(Dataset items)

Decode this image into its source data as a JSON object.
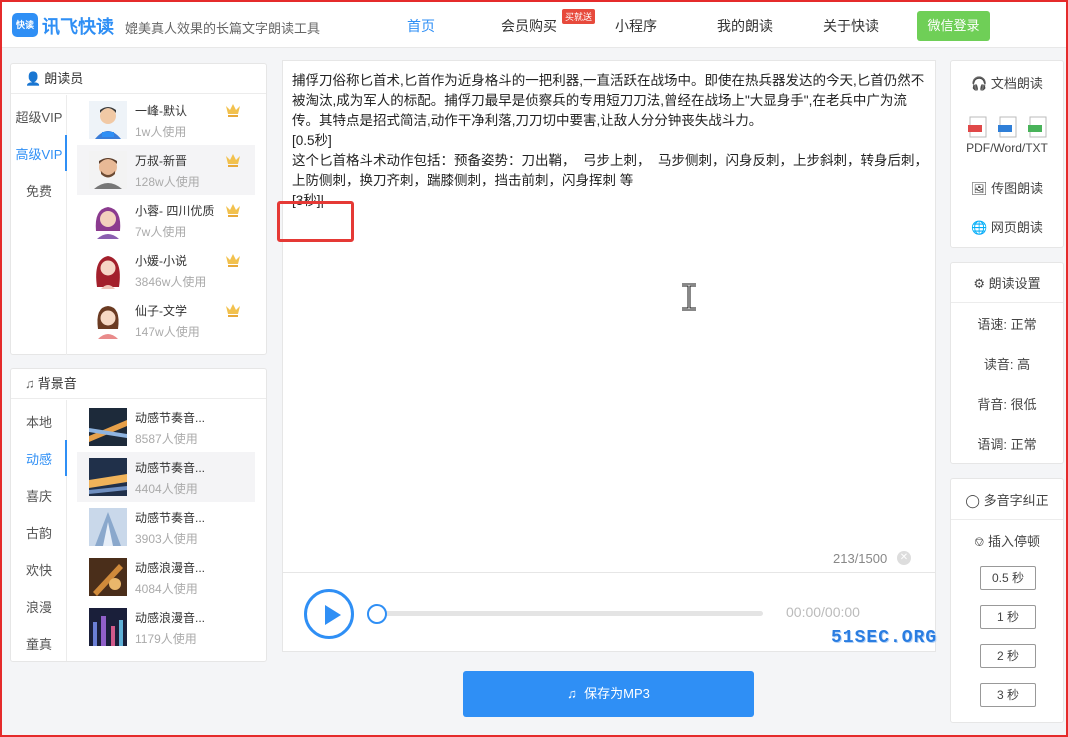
{
  "header": {
    "logo_mark": "快读",
    "app_name": "讯飞快读",
    "slogan": "媲美真人效果的长篇文字朗读工具",
    "nav": [
      "首页",
      "会员购买",
      "小程序",
      "我的朗读",
      "关于快读"
    ],
    "nav_badge": "买就送",
    "login": "微信登录"
  },
  "readers": {
    "title": "朗读员",
    "tabs": [
      "超级VIP",
      "高级VIP",
      "免费"
    ],
    "active_tab": "高级VIP",
    "items": [
      {
        "name": "一峰-默认",
        "usage": "1w人使用"
      },
      {
        "name": "万叔-新晋",
        "usage": "128w人使用"
      },
      {
        "name": "小蓉- 四川优质",
        "usage": "7w人使用"
      },
      {
        "name": "小媛-小说",
        "usage": "3846w人使用"
      },
      {
        "name": "仙子-文学",
        "usage": "147w人使用"
      }
    ]
  },
  "bgm": {
    "title": "背景音",
    "tabs": [
      "本地",
      "动感",
      "喜庆",
      "古韵",
      "欢快",
      "浪漫",
      "童真"
    ],
    "active_tab": "动感",
    "items": [
      {
        "name": "动感节奏音...",
        "usage": "8587人使用"
      },
      {
        "name": "动感节奏音...",
        "usage": "4404人使用"
      },
      {
        "name": "动感节奏音...",
        "usage": "3903人使用"
      },
      {
        "name": "动感浪漫音...",
        "usage": "4084人使用"
      },
      {
        "name": "动感浪漫音...",
        "usage": "1179人使用"
      }
    ]
  },
  "editor": {
    "text": "捕俘刀俗称匕首术,匕首作为近身格斗的一把利器,一直活跃在战场中。即使在热兵器发达的今天,匕首仍然不被淘汰,成为军人的标配。捕俘刀最早是侦察兵的专用短刀刀法,曾经在战场上\"大显身手\",在老兵中广为流传。其特点是招式简洁,动作干净利落,刀刀切中要害,让敌人分分钟丧失战斗力。\n[0.5秒]\n这个匕首格斗术动作包括：预备姿势：刀出鞘，  弓步上刺，  马步侧刺，闪身反刺，上步斜刺，转身后刺，  上防侧刺，换刀齐刺，踹膝侧刺，挡击前刺，闪身挥刺 等\n[3秒]|",
    "counter": "213/1500"
  },
  "player": {
    "time": "00:00/00:00",
    "progress": 0
  },
  "watermark": "51SEC.ORG",
  "save_button": "保存为MP3",
  "doc_reading": {
    "title": "文档朗读",
    "formats": "PDF/Word/TXT",
    "image_reading": "传图朗读",
    "web_reading": "网页朗读"
  },
  "settings": {
    "title": "朗读设置",
    "speed": "语速: 正常",
    "pitch": "读音: 高",
    "bg_volume": "背音: 很低",
    "tone": "语调: 正常"
  },
  "polyphone": {
    "title": "多音字纠正",
    "insert_pause": "插入停顿",
    "pauses": [
      "0.5 秒",
      "1 秒",
      "2 秒",
      "3 秒"
    ]
  },
  "colors": {
    "accent": "#2f8ff5",
    "login": "#6fcf57",
    "highlight": "#e53935"
  }
}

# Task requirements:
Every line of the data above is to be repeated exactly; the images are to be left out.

# Expected output:
Decode this image into its source data as a JSON object.
{
  "header": {
    "logo_mark": "快读",
    "app_name": "讯飞快读",
    "slogan": "媲美真人效果的长篇文字朗读工具",
    "nav": [
      "首页",
      "会员购买",
      "小程序",
      "我的朗读",
      "关于快读"
    ],
    "nav_badge": "买就送",
    "login": "微信登录"
  },
  "readers": {
    "title": "朗读员",
    "tabs": [
      "超级VIP",
      "高级VIP",
      "免费"
    ],
    "active_tab": "高级VIP",
    "items": [
      {
        "name": "一峰-默认",
        "usage": "1w人使用"
      },
      {
        "name": "万叔-新晋",
        "usage": "128w人使用"
      },
      {
        "name": "小蓉- 四川优质",
        "usage": "7w人使用"
      },
      {
        "name": "小媛-小说",
        "usage": "3846w人使用"
      },
      {
        "name": "仙子-文学",
        "usage": "147w人使用"
      }
    ]
  },
  "bgm": {
    "title": "背景音",
    "tabs": [
      "本地",
      "动感",
      "喜庆",
      "古韵",
      "欢快",
      "浪漫",
      "童真"
    ],
    "active_tab": "动感",
    "items": [
      {
        "name": "动感节奏音...",
        "usage": "8587人使用"
      },
      {
        "name": "动感节奏音...",
        "usage": "4404人使用"
      },
      {
        "name": "动感节奏音...",
        "usage": "3903人使用"
      },
      {
        "name": "动感浪漫音...",
        "usage": "4084人使用"
      },
      {
        "name": "动感浪漫音...",
        "usage": "1179人使用"
      }
    ]
  },
  "editor": {
    "text": "捕俘刀俗称匕首术,匕首作为近身格斗的一把利器,一直活跃在战场中。即使在热兵器发达的今天,匕首仍然不被淘汰,成为军人的标配。捕俘刀最早是侦察兵的专用短刀刀法,曾经在战场上\"大显身手\",在老兵中广为流传。其特点是招式简洁,动作干净利落,刀刀切中要害,让敌人分分钟丧失战斗力。\n[0.5秒]\n这个匕首格斗术动作包括：预备姿势：刀出鞘，  弓步上刺，  马步侧刺，闪身反刺，上步斜刺，转身后刺，  上防侧刺，换刀齐刺，踹膝侧刺，挡击前刺，闪身挥刺 等\n[3秒]|",
    "counter": "213/1500"
  },
  "player": {
    "time": "00:00/00:00",
    "progress": 0
  },
  "watermark": "51SEC.ORG",
  "save_button": "保存为MP3",
  "doc_reading": {
    "title": "文档朗读",
    "formats": "PDF/Word/TXT",
    "image_reading": "传图朗读",
    "web_reading": "网页朗读"
  },
  "settings": {
    "title": "朗读设置",
    "speed": "语速: 正常",
    "pitch": "读音: 高",
    "bg_volume": "背音: 很低",
    "tone": "语调: 正常"
  },
  "polyphone": {
    "title": "多音字纠正",
    "insert_pause": "插入停顿",
    "pauses": [
      "0.5 秒",
      "1 秒",
      "2 秒",
      "3 秒"
    ]
  },
  "colors": {
    "accent": "#2f8ff5",
    "login": "#6fcf57",
    "highlight": "#e53935"
  }
}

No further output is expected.